### Exercise instructions
Each entry needs to be restated exactly as written.

- - - - - - -

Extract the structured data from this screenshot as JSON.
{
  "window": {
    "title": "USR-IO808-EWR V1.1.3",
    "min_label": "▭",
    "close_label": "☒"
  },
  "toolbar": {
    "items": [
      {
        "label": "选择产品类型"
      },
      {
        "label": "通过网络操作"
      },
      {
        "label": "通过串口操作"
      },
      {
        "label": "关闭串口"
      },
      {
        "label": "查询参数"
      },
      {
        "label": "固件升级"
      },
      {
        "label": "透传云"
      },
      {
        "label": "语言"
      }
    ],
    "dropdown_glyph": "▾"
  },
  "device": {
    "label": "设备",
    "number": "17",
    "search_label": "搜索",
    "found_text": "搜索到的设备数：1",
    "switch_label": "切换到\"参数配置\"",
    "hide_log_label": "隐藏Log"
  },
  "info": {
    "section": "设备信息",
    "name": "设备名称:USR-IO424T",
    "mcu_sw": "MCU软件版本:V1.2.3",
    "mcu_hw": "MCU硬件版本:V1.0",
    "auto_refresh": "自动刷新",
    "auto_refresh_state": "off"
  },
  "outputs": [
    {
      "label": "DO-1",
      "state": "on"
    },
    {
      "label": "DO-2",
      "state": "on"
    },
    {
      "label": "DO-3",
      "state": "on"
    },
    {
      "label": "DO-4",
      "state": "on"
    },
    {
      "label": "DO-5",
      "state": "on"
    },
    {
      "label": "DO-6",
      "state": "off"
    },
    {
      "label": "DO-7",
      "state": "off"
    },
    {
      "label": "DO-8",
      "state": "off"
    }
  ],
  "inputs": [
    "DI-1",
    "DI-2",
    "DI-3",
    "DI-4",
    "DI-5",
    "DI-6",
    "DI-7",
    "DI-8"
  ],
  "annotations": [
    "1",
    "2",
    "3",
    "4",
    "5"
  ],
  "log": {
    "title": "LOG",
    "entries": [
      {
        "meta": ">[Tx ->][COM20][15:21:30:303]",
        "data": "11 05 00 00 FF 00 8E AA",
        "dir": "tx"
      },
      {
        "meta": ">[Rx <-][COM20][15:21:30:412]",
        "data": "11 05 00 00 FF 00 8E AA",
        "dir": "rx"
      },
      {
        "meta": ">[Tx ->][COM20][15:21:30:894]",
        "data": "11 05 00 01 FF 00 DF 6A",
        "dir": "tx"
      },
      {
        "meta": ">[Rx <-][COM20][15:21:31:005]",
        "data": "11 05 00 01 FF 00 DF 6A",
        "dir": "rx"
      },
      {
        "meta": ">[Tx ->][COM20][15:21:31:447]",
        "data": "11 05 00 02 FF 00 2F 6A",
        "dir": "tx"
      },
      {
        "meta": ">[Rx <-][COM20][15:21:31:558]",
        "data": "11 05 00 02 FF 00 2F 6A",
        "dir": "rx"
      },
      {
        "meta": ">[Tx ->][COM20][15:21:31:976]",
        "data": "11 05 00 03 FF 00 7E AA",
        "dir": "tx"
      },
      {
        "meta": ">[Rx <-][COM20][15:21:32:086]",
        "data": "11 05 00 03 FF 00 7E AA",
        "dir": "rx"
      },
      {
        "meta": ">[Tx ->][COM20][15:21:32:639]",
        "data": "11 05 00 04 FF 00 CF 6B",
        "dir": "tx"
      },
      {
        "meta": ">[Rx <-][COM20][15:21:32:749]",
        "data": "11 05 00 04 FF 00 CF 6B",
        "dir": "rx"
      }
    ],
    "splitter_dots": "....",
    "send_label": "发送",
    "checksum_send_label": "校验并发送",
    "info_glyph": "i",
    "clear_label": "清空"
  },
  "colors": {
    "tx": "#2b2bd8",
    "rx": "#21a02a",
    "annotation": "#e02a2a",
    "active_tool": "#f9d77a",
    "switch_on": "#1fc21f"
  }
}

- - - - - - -

### Answer
Extract the structured data from this screenshot as JSON.
{
  "window": {
    "title": "USR-IO808-EWR V1.1.3",
    "min_label": "▭",
    "close_label": "☒"
  },
  "toolbar": {
    "items": [
      {
        "label": "选择产品类型"
      },
      {
        "label": "通过网络操作"
      },
      {
        "label": "通过串口操作"
      },
      {
        "label": "关闭串口"
      },
      {
        "label": "查询参数"
      },
      {
        "label": "固件升级"
      },
      {
        "label": "透传云"
      },
      {
        "label": "语言"
      }
    ],
    "dropdown_glyph": "▾"
  },
  "device": {
    "label": "设备",
    "number": "17",
    "search_label": "搜索",
    "found_text": "搜索到的设备数：1",
    "switch_label": "切换到\"参数配置\"",
    "hide_log_label": "隐藏Log"
  },
  "info": {
    "section": "设备信息",
    "name": "设备名称:USR-IO424T",
    "mcu_sw": "MCU软件版本:V1.2.3",
    "mcu_hw": "MCU硬件版本:V1.0",
    "auto_refresh": "自动刷新",
    "auto_refresh_state": "off"
  },
  "outputs": [
    {
      "label": "DO-1",
      "state": "on"
    },
    {
      "label": "DO-2",
      "state": "on"
    },
    {
      "label": "DO-3",
      "state": "on"
    },
    {
      "label": "DO-4",
      "state": "on"
    },
    {
      "label": "DO-5",
      "state": "on"
    },
    {
      "label": "DO-6",
      "state": "off"
    },
    {
      "label": "DO-7",
      "state": "off"
    },
    {
      "label": "DO-8",
      "state": "off"
    }
  ],
  "inputs": [
    "DI-1",
    "DI-2",
    "DI-3",
    "DI-4",
    "DI-5",
    "DI-6",
    "DI-7",
    "DI-8"
  ],
  "annotations": [
    "1",
    "2",
    "3",
    "4",
    "5"
  ],
  "log": {
    "title": "LOG",
    "entries": [
      {
        "meta": ">[Tx ->][COM20][15:21:30:303]",
        "data": "11 05 00 00 FF 00 8E AA",
        "dir": "tx"
      },
      {
        "meta": ">[Rx <-][COM20][15:21:30:412]",
        "data": "11 05 00 00 FF 00 8E AA",
        "dir": "rx"
      },
      {
        "meta": ">[Tx ->][COM20][15:21:30:894]",
        "data": "11 05 00 01 FF 00 DF 6A",
        "dir": "tx"
      },
      {
        "meta": ">[Rx <-][COM20][15:21:31:005]",
        "data": "11 05 00 01 FF 00 DF 6A",
        "dir": "rx"
      },
      {
        "meta": ">[Tx ->][COM20][15:21:31:447]",
        "data": "11 05 00 02 FF 00 2F 6A",
        "dir": "tx"
      },
      {
        "meta": ">[Rx <-][COM20][15:21:31:558]",
        "data": "11 05 00 02 FF 00 2F 6A",
        "dir": "rx"
      },
      {
        "meta": ">[Tx ->][COM20][15:21:31:976]",
        "data": "11 05 00 03 FF 00 7E AA",
        "dir": "tx"
      },
      {
        "meta": ">[Rx <-][COM20][15:21:32:086]",
        "data": "11 05 00 03 FF 00 7E AA",
        "dir": "rx"
      },
      {
        "meta": ">[Tx ->][COM20][15:21:32:639]",
        "data": "11 05 00 04 FF 00 CF 6B",
        "dir": "tx"
      },
      {
        "meta": ">[Rx <-][COM20][15:21:32:749]",
        "data": "11 05 00 04 FF 00 CF 6B",
        "dir": "rx"
      }
    ],
    "splitter_dots": "....",
    "send_label": "发送",
    "checksum_send_label": "校验并发送",
    "info_glyph": "i",
    "clear_label": "清空"
  },
  "colors": {
    "tx": "#2b2bd8",
    "rx": "#21a02a",
    "annotation": "#e02a2a",
    "active_tool": "#f9d77a",
    "switch_on": "#1fc21f"
  }
}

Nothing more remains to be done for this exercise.